This is a problem concerning covariant formulation of electromagnetism.

Given $$\partial_{[\alpha} F_{\beta\gamma]}~=~ 0 $$ how does one prove that $F$ can be obtained from a 4-potential $A$ such that $$F_{\alpha \beta}~=~\partial_{\alpha} A_{\beta} - \partial_{\beta} A_{\alpha}~? $$


The local existence of a one-form $A$ such that the closed two-form $F$ is exact $F=\mathrm{d}A$ is a consequence of the Poincare Lemma. There might be global obstructions.

  • $\begingroup$ Great answer! Do you know if there is an extension of the Poincare Lemma for the case where the space where $F$ is defined is not an open subset of $\mathbb{R}^{n}$? I mean, you may have a non-compact manifold that cannot be embedded. Just curious $\endgroup$ – Arthur Suvorov May 20 '14 at 23:12
  • $\begingroup$ Well, a sufficient condition for the global existence of $A\in\Gamma(T^{*}M)$ on a manifold $M$ is if the second cohomology group $H^2(M)=0$ is trivial, but you probably know that already. $\endgroup$ – Qmechanic May 21 '14 at 18:38

Your Answer

By clicking “Post Your Answer”, you agree to our terms of service, privacy policy and cookie policy

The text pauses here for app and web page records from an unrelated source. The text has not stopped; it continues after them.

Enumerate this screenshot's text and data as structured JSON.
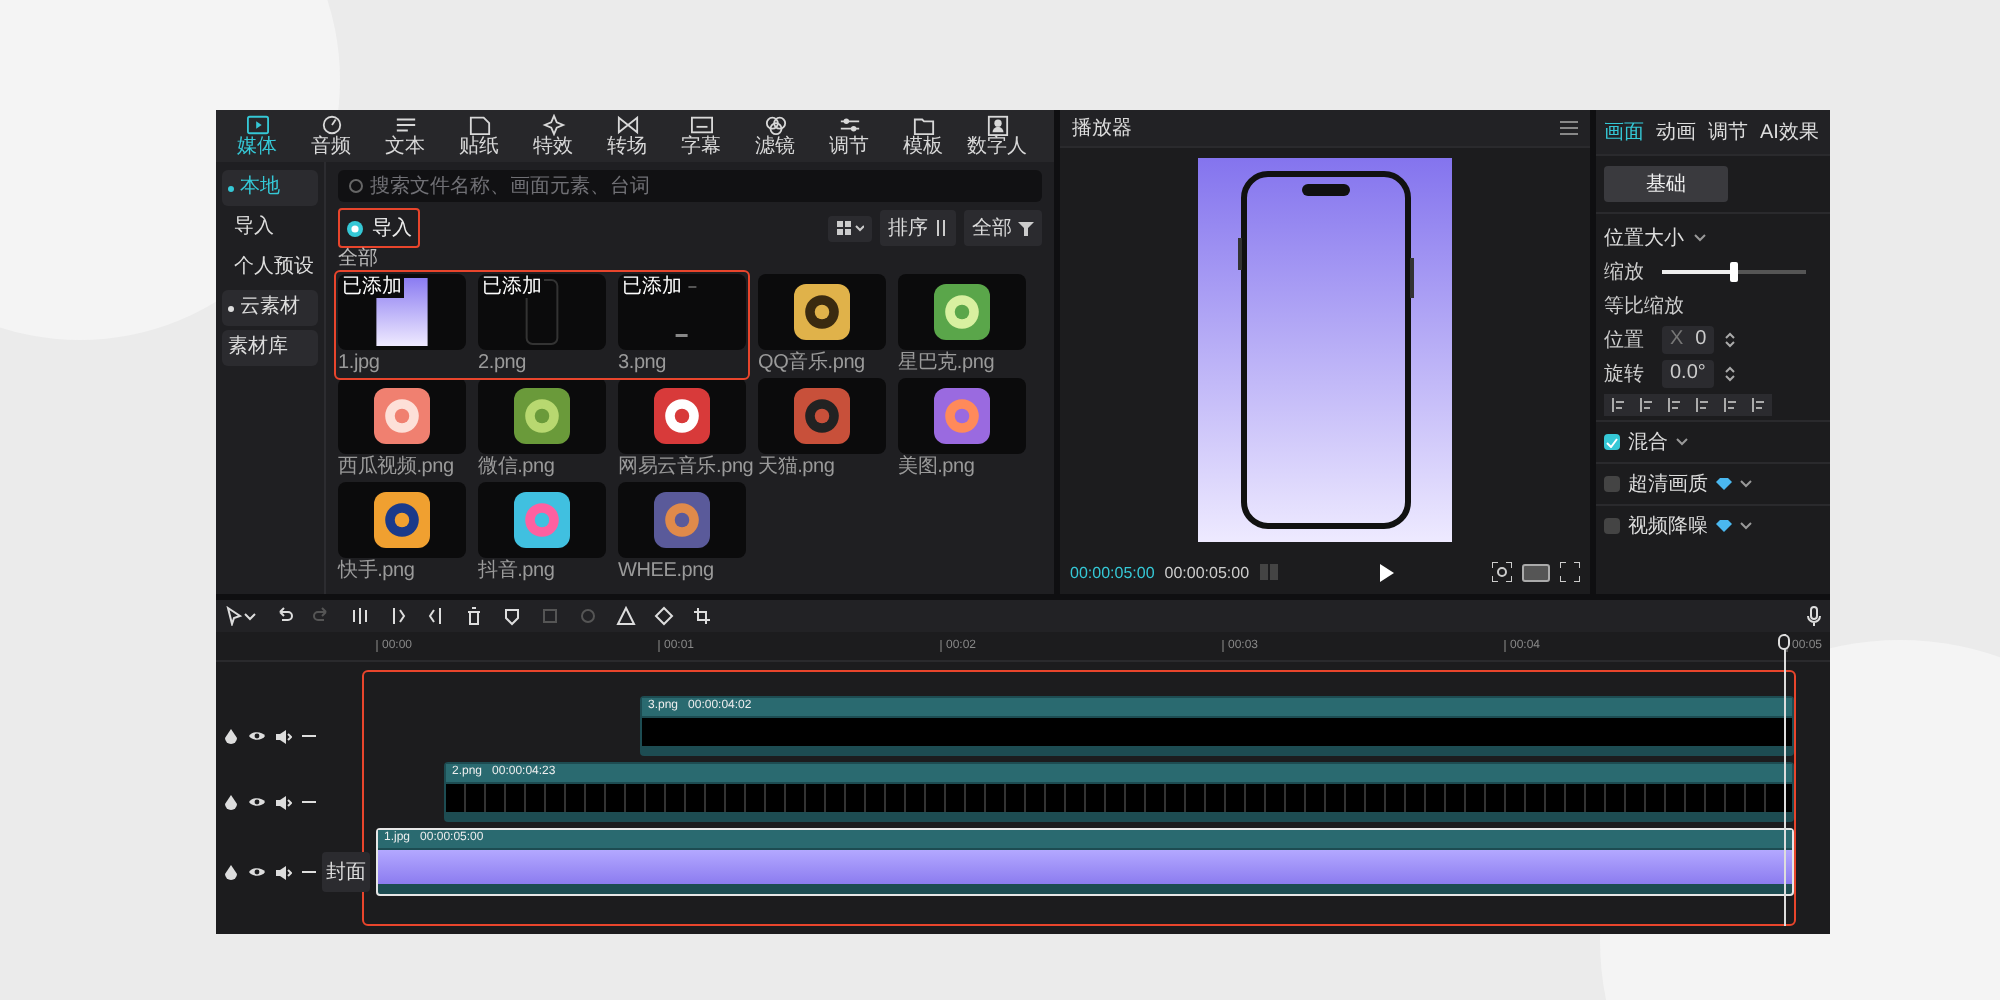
{
  "toolbar": {
    "tabs": [
      {
        "label": "媒体",
        "selected": true
      },
      {
        "label": "音频",
        "selected": false
      },
      {
        "label": "文本",
        "selected": false
      },
      {
        "label": "贴纸",
        "selected": false
      },
      {
        "label": "特效",
        "selected": false
      },
      {
        "label": "转场",
        "selected": false
      },
      {
        "label": "字幕",
        "selected": false
      },
      {
        "label": "滤镜",
        "selected": false
      },
      {
        "label": "调节",
        "selected": false
      },
      {
        "label": "模板",
        "selected": false
      },
      {
        "label": "数字人",
        "selected": false
      }
    ]
  },
  "media": {
    "sidebar": [
      {
        "label": "本地",
        "kind": "group",
        "selected": true
      },
      {
        "label": "导入",
        "kind": "sub",
        "selected": false
      },
      {
        "label": "个人预设",
        "kind": "sub",
        "selected": false
      },
      {
        "label": "云素材",
        "kind": "group",
        "selected": false
      },
      {
        "label": "素材库",
        "kind": "link",
        "selected": false
      }
    ],
    "search": {
      "placeholder": "搜索文件名称、画面元素、台词"
    },
    "import_button": {
      "label": "导入",
      "highlighted": true
    },
    "sort_button": "排序",
    "filter_button": "全部",
    "section_label": "全部",
    "added_items_highlighted": true,
    "items": [
      {
        "label": "1.jpg",
        "badge": "已添加"
      },
      {
        "label": "2.png",
        "badge": "已添加"
      },
      {
        "label": "3.png",
        "badge": "已添加"
      },
      {
        "label": "QQ音乐.png"
      },
      {
        "label": "星巴克.png"
      },
      {
        "label": "西瓜视频.png"
      },
      {
        "label": "微信.png"
      },
      {
        "label": "网易云音乐.png"
      },
      {
        "label": "天猫.png"
      },
      {
        "label": "美图.png"
      },
      {
        "label": "快手.png"
      },
      {
        "label": "抖音.png"
      },
      {
        "label": "WHEE.png"
      }
    ]
  },
  "player": {
    "title": "播放器",
    "current_time": "00:00:05:00",
    "total_time": "00:00:05:00"
  },
  "properties": {
    "tabs": [
      {
        "label": "画面",
        "selected": true
      },
      {
        "label": "动画",
        "selected": false
      },
      {
        "label": "调节",
        "selected": false
      },
      {
        "label": "AI效果",
        "selected": false
      }
    ],
    "subtabs": [
      {
        "label": "基础",
        "selected": true
      }
    ],
    "section": "位置大小",
    "scale": {
      "label": "缩放",
      "level": 0.5
    },
    "proportional_label": "等比缩放",
    "position": {
      "label": "位置",
      "axis": "X",
      "value": "0"
    },
    "rotation": {
      "label": "旋转",
      "value": "0.0°"
    },
    "options": [
      {
        "label": "混合",
        "checked": true,
        "premium": false
      },
      {
        "label": "超清画质",
        "checked": false,
        "premium": true
      },
      {
        "label": "视频降噪",
        "checked": false,
        "premium": true
      }
    ]
  },
  "timeline": {
    "tools": [
      {
        "kind": "select",
        "disabled": false
      },
      {
        "kind": "undo",
        "disabled": false
      },
      {
        "kind": "redo",
        "disabled": true
      },
      {
        "kind": "split",
        "disabled": false
      },
      {
        "kind": "split_left",
        "disabled": false
      },
      {
        "kind": "split_right",
        "disabled": false
      },
      {
        "kind": "delete",
        "disabled": false
      },
      {
        "kind": "marker",
        "disabled": false
      },
      {
        "kind": "freeze",
        "disabled": true
      },
      {
        "kind": "reverse",
        "disabled": true
      },
      {
        "kind": "mirror",
        "disabled": false
      },
      {
        "kind": "rotate",
        "disabled": false
      },
      {
        "kind": "crop",
        "disabled": false
      }
    ],
    "ruler": [
      "00:00",
      "00:01",
      "00:02",
      "00:03",
      "00:04",
      "00:05"
    ],
    "highlighted": true,
    "tracks": [
      {
        "kind": "overlay",
        "clip_name": "3.png",
        "clip_duration": "00:00:04:02",
        "selected": false
      },
      {
        "kind": "overlay",
        "clip_name": "2.png",
        "clip_duration": "00:00:04:23",
        "selected": false
      },
      {
        "kind": "main",
        "clip_name": "1.jpg",
        "clip_duration": "00:00:05:00",
        "selected": true,
        "cover_label": "封面"
      }
    ]
  }
}
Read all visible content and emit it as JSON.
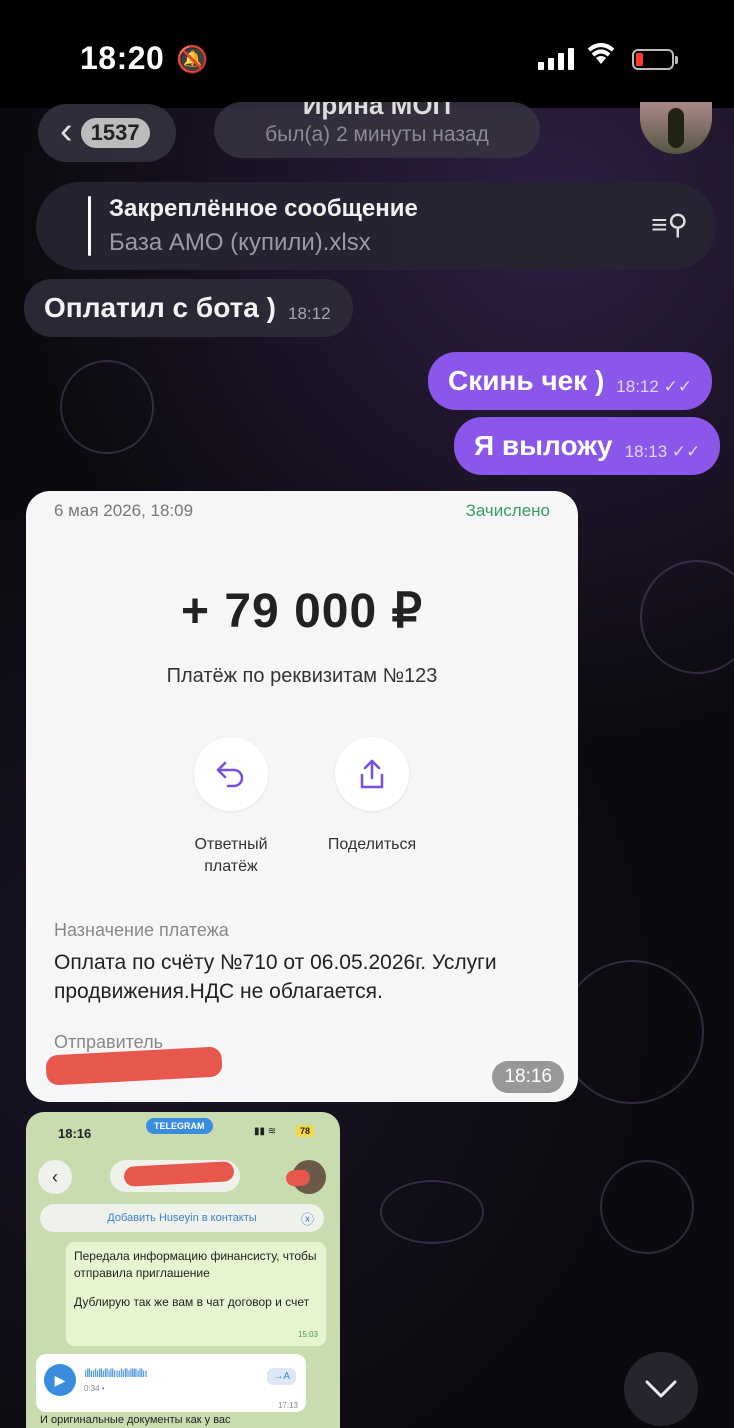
{
  "status_bar": {
    "time": "18:20",
    "battery_level": 0.15
  },
  "header": {
    "back_count": "1537",
    "contact_name": "Ирина МОП",
    "last_seen": "был(а) 2 минуты назад"
  },
  "pinned": {
    "title": "Закреплённое сообщение",
    "text": "База АМО (купили).xlsx"
  },
  "messages": [
    {
      "text": "Оплатил с бота )",
      "time": "18:12",
      "direction": "incoming"
    },
    {
      "text": "Скинь чек )",
      "time": "18:12",
      "direction": "outgoing",
      "status": "✓✓"
    },
    {
      "text": "Я выложу",
      "time": "18:13",
      "direction": "outgoing",
      "status": "✓✓"
    }
  ],
  "receipt": {
    "date": "6 мая 2026, 18:09",
    "status": "Зачислено",
    "amount": "+ 79 000 ₽",
    "purpose_title": "Платёж по реквизитам №123",
    "actions": [
      {
        "label": "Ответный\nплатёж",
        "icon": "reply-icon"
      },
      {
        "label": "Поделиться",
        "icon": "share-icon"
      }
    ],
    "section_title": "Назначение платежа",
    "section_text": "Оплата по счёту №710 от 06.05.2026г. Услуги продвижения.НДС не облагается.",
    "sender_label": "Отправитель",
    "time": "18:16"
  },
  "screenshot": {
    "time": "18:16",
    "telegram_badge": "TELEGRAM",
    "battery": "78",
    "add_contact": "Добавить Huseyin в контакты",
    "message_line1": "Передала информацию финансисту, чтобы отправила приглашение",
    "message_line2": "Дублирую так же вам в чат договор и счет",
    "message_time": "15:03",
    "voice_duration": "0:34 •",
    "voice_transcribe": "→A",
    "voice_time": "17:13",
    "tail_text": "И оригинальные документы как у вас"
  },
  "colors": {
    "outgoing_bubble": "#8a57ea",
    "status_green": "#3a9b6a",
    "accent_blue": "#3a8cde"
  }
}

Not the answer you're looking for? Browse other questions tagged or ask your own question.